We slide the boat down the muddy bank and into the creek. The water is high and brown with silt from a heavy rain the night before. Scout, our black and white spotted pit bull mix, chases bobbing sticks and floating yellow leaves, his toenails clinking and hissing against the metal belly of the boat. Jake paddles us along with an old kayak oar as I sit at the bow and scan the shore. We’re out looking for pawpaws this morning, a tropical tree fruit that looks like a mango and tastes like banana custard. I’d never heard of a pawpaw until moving back to Virginia. My curiosity was piqued, of course, by this curious sounding wild edible. We spot a thicket of pawpaw trees along the bank. They are thin-trunked and have big green leaves that look like floppy rabbit ears. Jake maneuvers the boat up to the shore and I grasp a branch in my hand then bend the whole tree gently over the boat. We pluck bunches of fruit from the limbs and I think of the word “bower.” I think of this word later when writing this column, too, when trying to describe the feeling of being closed in by the arch of a bent tree. I look up “bower” in the dictionary and I learn that it is also a word for an “anchor carried at a ship’s bow.” I like this very much, to have been within a bower made of pawpaw trees, and for the pawpaw tree to have also been a sort of bower in the other sense, anchoring us to the shore.
This experience made me recall a piece of writing I once read in Ecotone, a literary magazine about place, that’s published by the University of North Carolina in Wilmington. In the essay that came to mind---“Naming our Place”---David Gessner thinks on the relationship between words and things in nature. The part I thought of while picking pawpaws was this, which Gessner writes about Barry Lopez’s book Home Ground:

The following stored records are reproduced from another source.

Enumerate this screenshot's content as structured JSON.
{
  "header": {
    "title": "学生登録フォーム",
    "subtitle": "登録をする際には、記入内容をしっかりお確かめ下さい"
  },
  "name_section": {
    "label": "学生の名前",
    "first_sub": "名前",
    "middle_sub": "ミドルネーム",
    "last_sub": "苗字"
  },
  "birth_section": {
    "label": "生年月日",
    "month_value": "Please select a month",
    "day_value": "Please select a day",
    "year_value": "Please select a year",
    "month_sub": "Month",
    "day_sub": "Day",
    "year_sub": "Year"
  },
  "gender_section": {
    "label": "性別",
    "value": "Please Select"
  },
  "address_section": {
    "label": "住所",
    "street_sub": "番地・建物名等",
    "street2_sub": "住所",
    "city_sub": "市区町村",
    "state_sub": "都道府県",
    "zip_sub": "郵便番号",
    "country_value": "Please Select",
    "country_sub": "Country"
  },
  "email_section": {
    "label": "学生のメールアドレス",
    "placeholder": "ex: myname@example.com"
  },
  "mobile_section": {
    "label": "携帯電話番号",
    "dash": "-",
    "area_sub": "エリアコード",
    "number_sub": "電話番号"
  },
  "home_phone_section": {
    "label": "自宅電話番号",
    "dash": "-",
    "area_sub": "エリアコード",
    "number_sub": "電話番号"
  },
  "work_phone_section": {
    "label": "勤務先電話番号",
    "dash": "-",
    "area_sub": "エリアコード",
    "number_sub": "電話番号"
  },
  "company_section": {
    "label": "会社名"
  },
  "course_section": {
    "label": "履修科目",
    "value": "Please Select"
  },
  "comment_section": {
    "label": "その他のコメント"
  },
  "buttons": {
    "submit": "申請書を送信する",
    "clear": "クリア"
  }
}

“Skim through this encyclopedia of terms for particular places, and if you’re like me, your synapses will snap like popcorn. Just take the B’s, for instance: berm and biscuit and board and borderland and boreal forest and borrow pit and bosque and box canyon and braided stream.”
Add to that list bower, and my synapses do go pop!pop!pop! At the sound or sight of certain words I think of that morning on the creek. I think of the soft light filtered through the big rabbit ear leaves. I feel the silky pawpaw in my hand and taste its crème brulee-like pulp. I experience that sense of place for a second time, almost more clearly now as filtered through my imagination. It's thinking about the particular words for that place ---the bank of the creek, the bend of the tree, the shape of a bower---and linking my experience and memories to those words, that focuses and clarifies my memories.

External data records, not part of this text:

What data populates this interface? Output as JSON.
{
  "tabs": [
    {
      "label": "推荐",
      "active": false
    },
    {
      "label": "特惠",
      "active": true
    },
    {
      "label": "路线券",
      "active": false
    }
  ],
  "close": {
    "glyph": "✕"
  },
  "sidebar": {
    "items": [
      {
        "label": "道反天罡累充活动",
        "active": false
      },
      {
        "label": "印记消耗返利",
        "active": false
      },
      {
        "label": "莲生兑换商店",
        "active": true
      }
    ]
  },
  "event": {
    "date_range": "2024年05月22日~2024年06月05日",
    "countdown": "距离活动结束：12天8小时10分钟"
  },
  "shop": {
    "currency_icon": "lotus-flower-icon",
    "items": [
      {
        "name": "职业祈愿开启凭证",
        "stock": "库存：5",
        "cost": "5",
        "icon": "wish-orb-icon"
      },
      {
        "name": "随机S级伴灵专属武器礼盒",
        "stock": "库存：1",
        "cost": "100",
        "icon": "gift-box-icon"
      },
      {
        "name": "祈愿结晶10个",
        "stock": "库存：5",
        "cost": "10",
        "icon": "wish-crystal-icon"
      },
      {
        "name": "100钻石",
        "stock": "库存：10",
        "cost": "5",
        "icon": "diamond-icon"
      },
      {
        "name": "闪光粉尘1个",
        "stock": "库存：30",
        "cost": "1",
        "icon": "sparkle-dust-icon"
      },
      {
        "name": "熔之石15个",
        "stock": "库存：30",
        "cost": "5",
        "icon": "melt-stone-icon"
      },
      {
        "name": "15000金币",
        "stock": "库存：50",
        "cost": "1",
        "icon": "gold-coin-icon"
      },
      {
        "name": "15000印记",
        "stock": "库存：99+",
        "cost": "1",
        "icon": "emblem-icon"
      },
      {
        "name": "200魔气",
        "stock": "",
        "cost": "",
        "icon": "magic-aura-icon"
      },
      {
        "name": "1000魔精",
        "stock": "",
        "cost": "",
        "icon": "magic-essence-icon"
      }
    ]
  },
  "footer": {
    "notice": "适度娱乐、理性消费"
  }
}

And that’s Gessner’s point, I guess, because he continues: “These are physical words describing physical places, and they have heft to them, and distinctness, and we can say of them what Emerson said of Montaigne’s sentences: ‘Cut them, and they will bleed.’”

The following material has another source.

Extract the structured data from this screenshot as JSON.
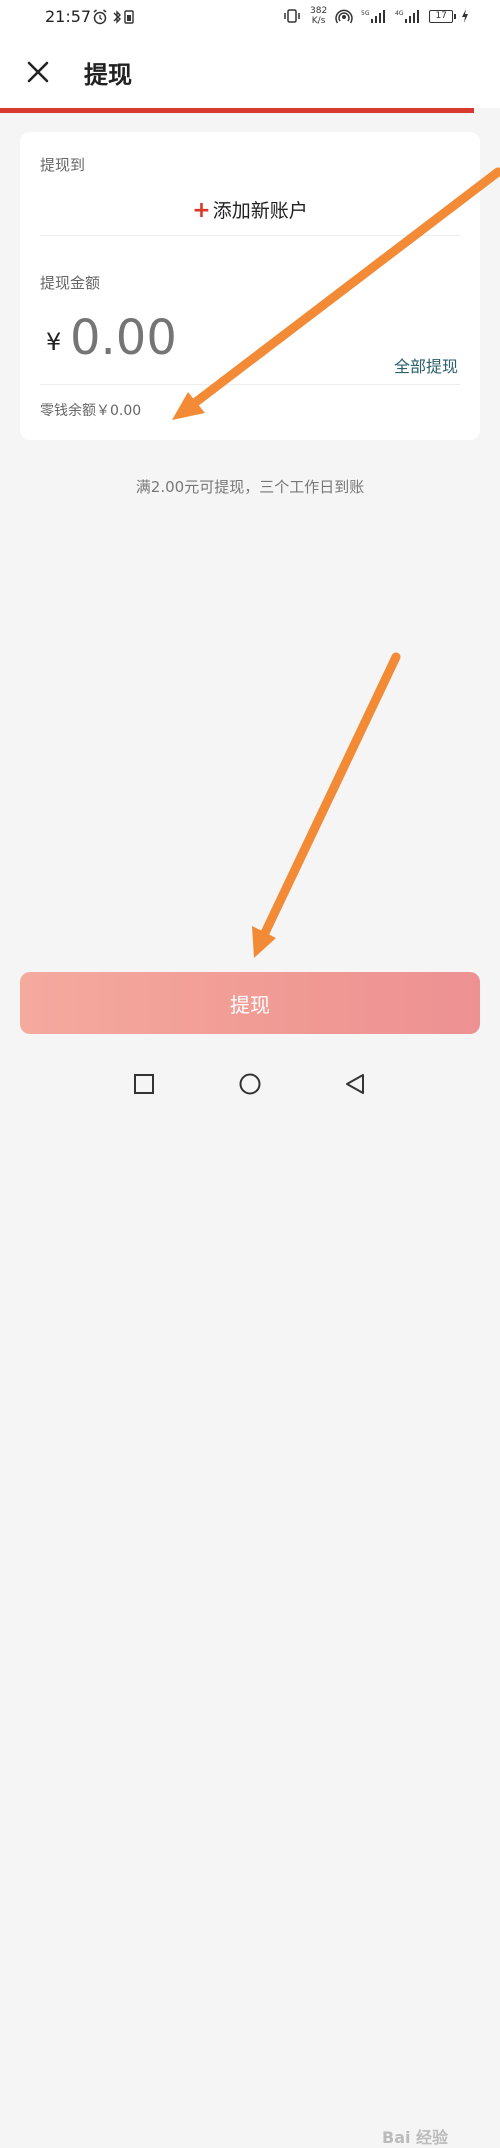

I wonder if we could say of words about food: “Eat them, and they will be tasty,” too? While hearing or reading the word "pawpaw" may not literally fill me up, I'll still feel sated in a way. Bower. Bank. Pawpaw. The words elicit a sense of a very particular place and time. Of balancing on my tip-toes in the bobbing boat and anchoring myself to shore, of the a cool round pawpaw smooth in my palm. I can't eat these words, but I can use them to tether me to that beautiful morning on the creek. And that, I think, is quite appetizing.